Appellant testified that when she was verbally warned by Shepherd to leave The Park, she did so. She was also “under the impression” that Shepherd would begin working on resolving the issue “immediately.” According to Appellant, she returned to The Park's property office in October 2015. She spoke to Warren about returning to the property, and was under the impression that no record of a trespass warning existed. However, she was never “directly” told by any of the property managers that she could return to the property.

Neither Warren nor Frederick recalled Appellant coming to the property office in October 2015 to inquire about the status of the trespass warning. More specifically, Frederick did not recall Appellant coming to the property office, determining that there was no record of the trespass warning, and motioning or nodding to Appellant that it was “okay” for her to come onto the property. She did not believe that it happened. However, both Warren and Frederick testified regarding Appellant's attempts to discuss the trespass warning after her arrest in December 2015. Frederick stated that in the spring of 2016, Appellant came to the property office regarding the trespass warning. According to Warren, Appellant's grandmother came to the property office about a month before trial with some paperwork regarding the trespass warning.

From this evidence, the jury reasonably could have determined that Appellant had been verbally warned by the property manager of The Park, and in the presence of law enforcement, not to return to the property, and that Appellant entered the property on December 26, 2015. See id. The jury could have also determined that the property managers did not rescind the trespass warning, nor gave Appellant permission to enter the property. Regarding her alleged attempt to have the trespass warning rescinded and whether she had effective consent to enter the property, it is the jury's province to resolve any conflicts in the record, and we must presume that it did so in favor of the prosecution. See Clayton, 235 S.W.3d at 778. Viewing the evidence in the light most favorable to the prosecution, we conclude that a rational jury could have found each element of criminal trespass beyond a reasonable doubt. See TEX. PENAL CODE ANN. § 30.05(a); Jackson, 443 U.S. at 319, 99 S. Ct. at 2789; Brooks, 323 S.W.3d at 912. We overrule Appellant's sole issue on appeal.


Having overruled Appellant's sole issue on appeal, we affirm the judgment of the trial court.

Opinion delivered September 20, 2017.


THIS CAUSE came to be heard on the appellate record and briefs filed herein, and the same being considered, it is the opinion of this court that there was no error in the judgment.

It is therefore ORDERED, ADJUDGED and DECREED that the judgment of the court below be in all things affirmed, and that this decision be certified to the court below for observance.

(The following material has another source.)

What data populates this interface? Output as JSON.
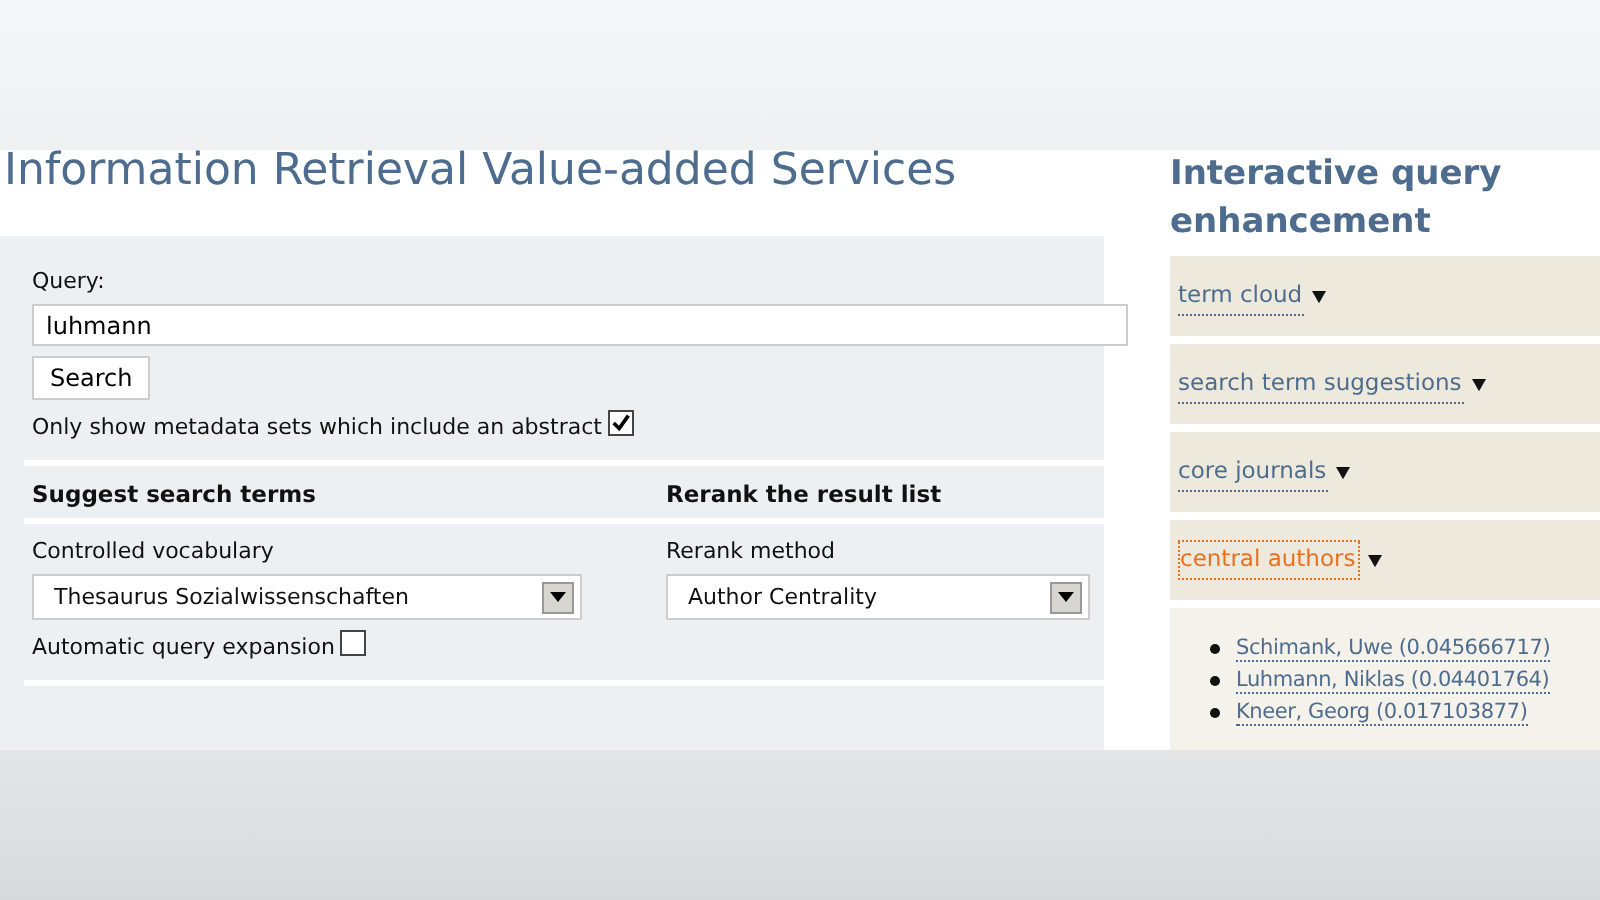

1.   See TEX. PENAL CODE ANN. § 30.05(d)(1) (West Supp. 2016) (“An offense under this section is a Class B misdemeanor[.]”).

Brian Hoyle, Justice.